> **PROVIDED INFORMATION**

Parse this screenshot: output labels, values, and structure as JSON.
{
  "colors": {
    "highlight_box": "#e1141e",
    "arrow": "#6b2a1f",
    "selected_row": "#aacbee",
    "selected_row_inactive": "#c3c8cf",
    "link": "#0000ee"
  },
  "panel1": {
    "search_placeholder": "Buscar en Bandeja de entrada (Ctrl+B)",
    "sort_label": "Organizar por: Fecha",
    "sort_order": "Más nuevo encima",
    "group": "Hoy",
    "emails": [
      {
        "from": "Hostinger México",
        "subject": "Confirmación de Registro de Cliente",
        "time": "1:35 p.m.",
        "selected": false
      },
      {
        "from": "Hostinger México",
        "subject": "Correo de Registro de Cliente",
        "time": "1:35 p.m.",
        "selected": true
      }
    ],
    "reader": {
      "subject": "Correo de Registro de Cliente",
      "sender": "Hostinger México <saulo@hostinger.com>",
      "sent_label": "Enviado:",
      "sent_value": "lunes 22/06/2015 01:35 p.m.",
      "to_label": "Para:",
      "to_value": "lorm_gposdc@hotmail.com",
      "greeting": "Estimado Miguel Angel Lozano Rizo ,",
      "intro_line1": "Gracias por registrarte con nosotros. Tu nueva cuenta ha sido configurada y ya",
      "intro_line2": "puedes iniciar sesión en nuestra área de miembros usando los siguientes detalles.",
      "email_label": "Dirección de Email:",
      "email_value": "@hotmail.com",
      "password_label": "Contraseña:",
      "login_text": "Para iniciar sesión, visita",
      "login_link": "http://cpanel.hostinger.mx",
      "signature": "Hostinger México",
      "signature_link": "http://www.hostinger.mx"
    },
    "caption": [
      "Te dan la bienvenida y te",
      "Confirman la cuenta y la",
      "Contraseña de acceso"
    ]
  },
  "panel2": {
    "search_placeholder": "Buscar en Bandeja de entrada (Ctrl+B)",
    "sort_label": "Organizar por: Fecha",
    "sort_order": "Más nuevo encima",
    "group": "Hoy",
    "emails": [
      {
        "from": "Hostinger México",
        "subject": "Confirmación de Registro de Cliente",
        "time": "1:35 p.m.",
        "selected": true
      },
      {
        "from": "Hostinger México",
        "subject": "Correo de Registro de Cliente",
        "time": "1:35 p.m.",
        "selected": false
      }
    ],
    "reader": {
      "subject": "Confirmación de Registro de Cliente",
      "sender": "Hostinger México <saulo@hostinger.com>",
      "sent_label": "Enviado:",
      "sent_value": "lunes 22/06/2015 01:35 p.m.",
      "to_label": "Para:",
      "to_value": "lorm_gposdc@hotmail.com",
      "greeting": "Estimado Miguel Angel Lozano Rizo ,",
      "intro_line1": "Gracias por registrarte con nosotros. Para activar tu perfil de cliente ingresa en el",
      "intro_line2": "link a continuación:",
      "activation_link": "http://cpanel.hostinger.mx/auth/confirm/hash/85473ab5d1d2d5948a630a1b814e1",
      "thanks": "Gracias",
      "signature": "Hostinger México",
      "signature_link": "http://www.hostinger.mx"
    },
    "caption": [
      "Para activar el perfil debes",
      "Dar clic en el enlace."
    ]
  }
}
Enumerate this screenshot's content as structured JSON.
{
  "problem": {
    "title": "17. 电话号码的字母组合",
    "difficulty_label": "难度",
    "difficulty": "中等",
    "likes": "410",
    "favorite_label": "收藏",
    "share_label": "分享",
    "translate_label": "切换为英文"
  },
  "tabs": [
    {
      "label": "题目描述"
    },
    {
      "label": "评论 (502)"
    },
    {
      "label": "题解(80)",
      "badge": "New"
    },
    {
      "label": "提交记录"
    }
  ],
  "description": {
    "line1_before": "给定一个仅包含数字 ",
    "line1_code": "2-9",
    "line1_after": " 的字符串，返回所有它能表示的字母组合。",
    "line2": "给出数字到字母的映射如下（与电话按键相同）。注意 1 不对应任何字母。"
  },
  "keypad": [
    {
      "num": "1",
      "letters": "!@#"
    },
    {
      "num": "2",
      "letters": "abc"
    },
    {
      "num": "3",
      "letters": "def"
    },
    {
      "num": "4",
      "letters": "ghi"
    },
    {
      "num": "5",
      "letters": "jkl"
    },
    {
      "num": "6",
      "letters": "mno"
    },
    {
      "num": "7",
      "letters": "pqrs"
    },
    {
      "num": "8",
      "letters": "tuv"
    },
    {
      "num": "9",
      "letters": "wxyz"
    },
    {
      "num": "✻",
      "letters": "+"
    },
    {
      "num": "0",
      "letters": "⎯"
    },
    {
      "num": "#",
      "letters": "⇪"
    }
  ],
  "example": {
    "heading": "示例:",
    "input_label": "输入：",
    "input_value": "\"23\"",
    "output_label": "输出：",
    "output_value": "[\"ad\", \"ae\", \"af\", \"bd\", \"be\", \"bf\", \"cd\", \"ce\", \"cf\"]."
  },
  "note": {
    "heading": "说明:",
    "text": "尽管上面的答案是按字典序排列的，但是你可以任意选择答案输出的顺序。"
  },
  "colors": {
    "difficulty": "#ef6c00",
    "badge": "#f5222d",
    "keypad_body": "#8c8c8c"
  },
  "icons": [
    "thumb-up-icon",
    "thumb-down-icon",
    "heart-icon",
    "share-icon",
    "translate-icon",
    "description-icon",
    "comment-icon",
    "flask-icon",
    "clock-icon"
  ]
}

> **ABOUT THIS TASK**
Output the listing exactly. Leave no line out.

> **YOUR SOLUTION**
Parse this screenshot: output labels, values, and structure as JSON.
{
  "colors": {
    "highlight_box": "#e1141e",
    "arrow": "#6b2a1f",
    "selected_row": "#aacbee",
    "selected_row_inactive": "#c3c8cf",
    "link": "#0000ee"
  },
  "panel1": {
    "search_placeholder": "Buscar en Bandeja de entrada (Ctrl+B)",
    "sort_label": "Organizar por: Fecha",
    "sort_order": "Más nuevo encima",
    "group": "Hoy",
    "emails": [
      {
        "from": "Hostinger México",
        "subject": "Confirmación de Registro de Cliente",
        "time": "1:35 p.m.",
        "selected": false
      },
      {
        "from": "Hostinger México",
        "subject": "Correo de Registro de Cliente",
        "time": "1:35 p.m.",
        "selected": true
      }
    ],
    "reader": {
      "subject": "Correo de Registro de Cliente",
      "sender": "Hostinger México <saulo@hostinger.com>",
      "sent_label": "Enviado:",
      "sent_value": "lunes 22/06/2015 01:35 p.m.",
      "to_label": "Para:",
      "to_value": "lorm_gposdc@hotmail.com",
      "greeting": "Estimado Miguel Angel Lozano Rizo ,",
      "intro_line1": "Gracias por registrarte con nosotros. Tu nueva cuenta ha sido configurada y ya",
      "intro_line2": "puedes iniciar sesión en nuestra área de miembros usando los siguientes detalles.",
      "email_label": "Dirección de Email:",
      "email_value": "@hotmail.com",
      "password_label": "Contraseña:",
      "login_text": "Para iniciar sesión, visita",
      "login_link": "http://cpanel.hostinger.mx",
      "signature": "Hostinger México",
      "signature_link": "http://www.hostinger.mx"
    },
    "caption": [
      "Te dan la bienvenida y te",
      "Confirman la cuenta y la",
      "Contraseña de acceso"
    ]
  },
  "panel2": {
    "search_placeholder": "Buscar en Bandeja de entrada (Ctrl+B)",
    "sort_label": "Organizar por: Fecha",
    "sort_order": "Más nuevo encima",
    "group": "Hoy",
    "emails": [
      {
        "from": "Hostinger México",
        "subject": "Confirmación de Registro de Cliente",
        "time": "1:35 p.m.",
        "selected": true
      },
      {
        "from": "Hostinger México",
        "subject": "Correo de Registro de Cliente",
        "time": "1:35 p.m.",
        "selected": false
      }
    ],
    "reader": {
      "subject": "Confirmación de Registro de Cliente",
      "sender": "Hostinger México <saulo@hostinger.com>",
      "sent_label": "Enviado:",
      "sent_value": "lunes 22/06/2015 01:35 p.m.",
      "to_label": "Para:",
      "to_value": "lorm_gposdc@hotmail.com",
      "greeting": "Estimado Miguel Angel Lozano Rizo ,",
      "intro_line1": "Gracias por registrarte con nosotros. Para activar tu perfil de cliente ingresa en el",
      "intro_line2": "link a continuación:",
      "activation_link": "http://cpanel.hostinger.mx/auth/confirm/hash/85473ab5d1d2d5948a630a1b814e1",
      "thanks": "Gracias",
      "signature": "Hostinger México",
      "signature_link": "http://www.hostinger.mx"
    },
    "caption": [
      "Para activar el perfil debes",
      "Dar clic en el enlace."
    ]
  }
}
Enumerate this screenshot's content as structured JSON.
{
  "problem": {
    "title": "17. 电话号码的字母组合",
    "difficulty_label": "难度",
    "difficulty": "中等",
    "likes": "410",
    "favorite_label": "收藏",
    "share_label": "分享",
    "translate_label": "切换为英文"
  },
  "tabs": [
    {
      "label": "题目描述"
    },
    {
      "label": "评论 (502)"
    },
    {
      "label": "题解(80)",
      "badge": "New"
    },
    {
      "label": "提交记录"
    }
  ],
  "description": {
    "line1_before": "给定一个仅包含数字 ",
    "line1_code": "2-9",
    "line1_after": " 的字符串，返回所有它能表示的字母组合。",
    "line2": "给出数字到字母的映射如下（与电话按键相同）。注意 1 不对应任何字母。"
  },
  "keypad": [
    {
      "num": "1",
      "letters": "!@#"
    },
    {
      "num": "2",
      "letters": "abc"
    },
    {
      "num": "3",
      "letters": "def"
    },
    {
      "num": "4",
      "letters": "ghi"
    },
    {
      "num": "5",
      "letters": "jkl"
    },
    {
      "num": "6",
      "letters": "mno"
    },
    {
      "num": "7",
      "letters": "pqrs"
    },
    {
      "num": "8",
      "letters": "tuv"
    },
    {
      "num": "9",
      "letters": "wxyz"
    },
    {
      "num": "✻",
      "letters": "+"
    },
    {
      "num": "0",
      "letters": "⎯"
    },
    {
      "num": "#",
      "letters": "⇪"
    }
  ],
  "example": {
    "heading": "示例:",
    "input_label": "输入：",
    "input_value": "\"23\"",
    "output_label": "输出：",
    "output_value": "[\"ad\", \"ae\", \"af\", \"bd\", \"be\", \"bf\", \"cd\", \"ce\", \"cf\"]."
  },
  "note": {
    "heading": "说明:",
    "text": "尽管上面的答案是按字典序排列的，但是你可以任意选择答案输出的顺序。"
  },
  "colors": {
    "difficulty": "#ef6c00",
    "badge": "#f5222d",
    "keypad_body": "#8c8c8c"
  },
  "icons": [
    "thumb-up-icon",
    "thumb-down-icon",
    "heart-icon",
    "share-icon",
    "translate-icon",
    "description-icon",
    "comment-icon",
    "flask-icon",
    "clock-icon"
  ]
}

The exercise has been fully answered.